• [Task objective] Find the lines in these entries that include the word "client" and state how many there are, with no other words.

___ Available records

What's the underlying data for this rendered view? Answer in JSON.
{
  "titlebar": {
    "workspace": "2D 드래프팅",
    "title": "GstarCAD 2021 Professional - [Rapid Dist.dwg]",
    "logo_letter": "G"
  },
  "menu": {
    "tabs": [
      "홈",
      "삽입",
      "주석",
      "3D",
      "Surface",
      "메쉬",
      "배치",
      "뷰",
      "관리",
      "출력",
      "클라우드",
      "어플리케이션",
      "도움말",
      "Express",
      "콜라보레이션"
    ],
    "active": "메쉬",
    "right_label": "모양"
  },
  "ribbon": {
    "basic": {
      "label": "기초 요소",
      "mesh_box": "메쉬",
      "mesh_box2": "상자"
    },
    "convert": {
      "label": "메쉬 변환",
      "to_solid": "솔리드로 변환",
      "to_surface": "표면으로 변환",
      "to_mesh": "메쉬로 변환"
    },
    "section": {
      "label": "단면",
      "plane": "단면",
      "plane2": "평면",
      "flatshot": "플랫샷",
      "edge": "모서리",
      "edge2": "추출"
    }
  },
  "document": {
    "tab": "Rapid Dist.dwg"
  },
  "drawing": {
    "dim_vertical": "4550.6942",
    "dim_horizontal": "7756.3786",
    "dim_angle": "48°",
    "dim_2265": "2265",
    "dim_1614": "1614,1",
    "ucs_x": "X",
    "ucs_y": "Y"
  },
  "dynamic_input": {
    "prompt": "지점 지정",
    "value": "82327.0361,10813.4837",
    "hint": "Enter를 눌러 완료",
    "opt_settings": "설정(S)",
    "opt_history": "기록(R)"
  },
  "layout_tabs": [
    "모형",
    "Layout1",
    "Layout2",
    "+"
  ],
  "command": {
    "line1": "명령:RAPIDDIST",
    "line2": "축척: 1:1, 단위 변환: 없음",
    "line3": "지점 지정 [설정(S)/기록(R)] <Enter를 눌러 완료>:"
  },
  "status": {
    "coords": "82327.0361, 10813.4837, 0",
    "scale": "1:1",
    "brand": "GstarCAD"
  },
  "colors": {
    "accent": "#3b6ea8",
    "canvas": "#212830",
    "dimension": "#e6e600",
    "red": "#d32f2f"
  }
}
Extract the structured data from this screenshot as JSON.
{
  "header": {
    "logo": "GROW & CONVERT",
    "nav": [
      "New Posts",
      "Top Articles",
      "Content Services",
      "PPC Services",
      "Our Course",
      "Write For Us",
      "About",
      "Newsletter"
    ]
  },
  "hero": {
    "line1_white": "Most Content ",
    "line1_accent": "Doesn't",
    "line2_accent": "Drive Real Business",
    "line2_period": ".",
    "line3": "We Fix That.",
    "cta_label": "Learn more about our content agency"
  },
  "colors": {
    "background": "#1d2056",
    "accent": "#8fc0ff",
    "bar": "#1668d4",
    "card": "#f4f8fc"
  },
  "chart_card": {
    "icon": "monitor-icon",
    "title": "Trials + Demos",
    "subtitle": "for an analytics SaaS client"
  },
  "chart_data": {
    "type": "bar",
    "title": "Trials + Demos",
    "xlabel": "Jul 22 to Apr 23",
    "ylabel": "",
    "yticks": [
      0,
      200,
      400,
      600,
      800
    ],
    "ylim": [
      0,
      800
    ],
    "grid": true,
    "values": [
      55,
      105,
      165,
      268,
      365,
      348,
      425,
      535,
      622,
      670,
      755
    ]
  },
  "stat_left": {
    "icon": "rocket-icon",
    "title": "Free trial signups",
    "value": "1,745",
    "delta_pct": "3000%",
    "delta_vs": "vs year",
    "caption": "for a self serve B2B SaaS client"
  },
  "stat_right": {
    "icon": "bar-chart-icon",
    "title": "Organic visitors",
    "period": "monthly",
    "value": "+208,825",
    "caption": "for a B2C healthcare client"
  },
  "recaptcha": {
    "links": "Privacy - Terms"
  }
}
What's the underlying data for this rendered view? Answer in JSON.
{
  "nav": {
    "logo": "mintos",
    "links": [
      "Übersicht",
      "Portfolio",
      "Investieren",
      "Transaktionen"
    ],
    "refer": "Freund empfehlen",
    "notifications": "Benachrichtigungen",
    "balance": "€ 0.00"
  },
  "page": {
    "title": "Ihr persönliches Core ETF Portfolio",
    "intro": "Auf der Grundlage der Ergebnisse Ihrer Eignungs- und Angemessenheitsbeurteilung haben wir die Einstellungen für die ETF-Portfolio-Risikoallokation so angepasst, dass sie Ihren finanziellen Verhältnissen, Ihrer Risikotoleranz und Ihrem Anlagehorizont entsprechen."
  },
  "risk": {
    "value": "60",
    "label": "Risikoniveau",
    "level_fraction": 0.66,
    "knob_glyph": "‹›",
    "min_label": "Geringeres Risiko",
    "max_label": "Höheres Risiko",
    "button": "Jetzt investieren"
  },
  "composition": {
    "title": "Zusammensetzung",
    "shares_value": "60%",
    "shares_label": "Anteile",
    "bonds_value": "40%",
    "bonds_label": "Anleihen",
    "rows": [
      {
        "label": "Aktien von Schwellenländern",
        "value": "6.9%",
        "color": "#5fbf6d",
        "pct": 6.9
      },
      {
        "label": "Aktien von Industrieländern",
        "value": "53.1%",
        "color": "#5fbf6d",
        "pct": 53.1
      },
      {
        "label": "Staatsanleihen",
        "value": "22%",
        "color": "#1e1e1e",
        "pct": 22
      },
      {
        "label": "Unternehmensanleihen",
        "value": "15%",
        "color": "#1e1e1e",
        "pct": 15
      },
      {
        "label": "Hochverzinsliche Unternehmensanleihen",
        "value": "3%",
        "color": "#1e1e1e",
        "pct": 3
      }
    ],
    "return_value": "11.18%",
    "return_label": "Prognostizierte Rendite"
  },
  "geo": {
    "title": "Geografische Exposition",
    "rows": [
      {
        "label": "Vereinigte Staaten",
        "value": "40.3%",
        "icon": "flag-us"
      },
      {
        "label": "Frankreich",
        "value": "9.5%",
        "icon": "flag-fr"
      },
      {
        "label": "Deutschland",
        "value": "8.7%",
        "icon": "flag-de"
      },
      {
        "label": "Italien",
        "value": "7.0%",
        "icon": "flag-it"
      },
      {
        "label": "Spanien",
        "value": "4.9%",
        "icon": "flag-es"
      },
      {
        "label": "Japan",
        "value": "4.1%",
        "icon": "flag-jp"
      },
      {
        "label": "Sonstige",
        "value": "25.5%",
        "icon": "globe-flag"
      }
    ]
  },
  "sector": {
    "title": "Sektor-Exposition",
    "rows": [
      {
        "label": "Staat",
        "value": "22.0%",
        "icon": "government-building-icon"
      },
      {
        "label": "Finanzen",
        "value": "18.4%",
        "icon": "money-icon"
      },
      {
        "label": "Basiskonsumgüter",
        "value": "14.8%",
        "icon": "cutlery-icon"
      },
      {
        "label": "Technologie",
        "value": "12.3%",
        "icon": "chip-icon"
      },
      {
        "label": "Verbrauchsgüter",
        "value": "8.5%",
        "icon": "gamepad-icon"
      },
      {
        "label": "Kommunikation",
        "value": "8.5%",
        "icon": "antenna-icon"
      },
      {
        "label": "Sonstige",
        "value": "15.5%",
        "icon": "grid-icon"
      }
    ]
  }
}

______

• [Exercise output] 3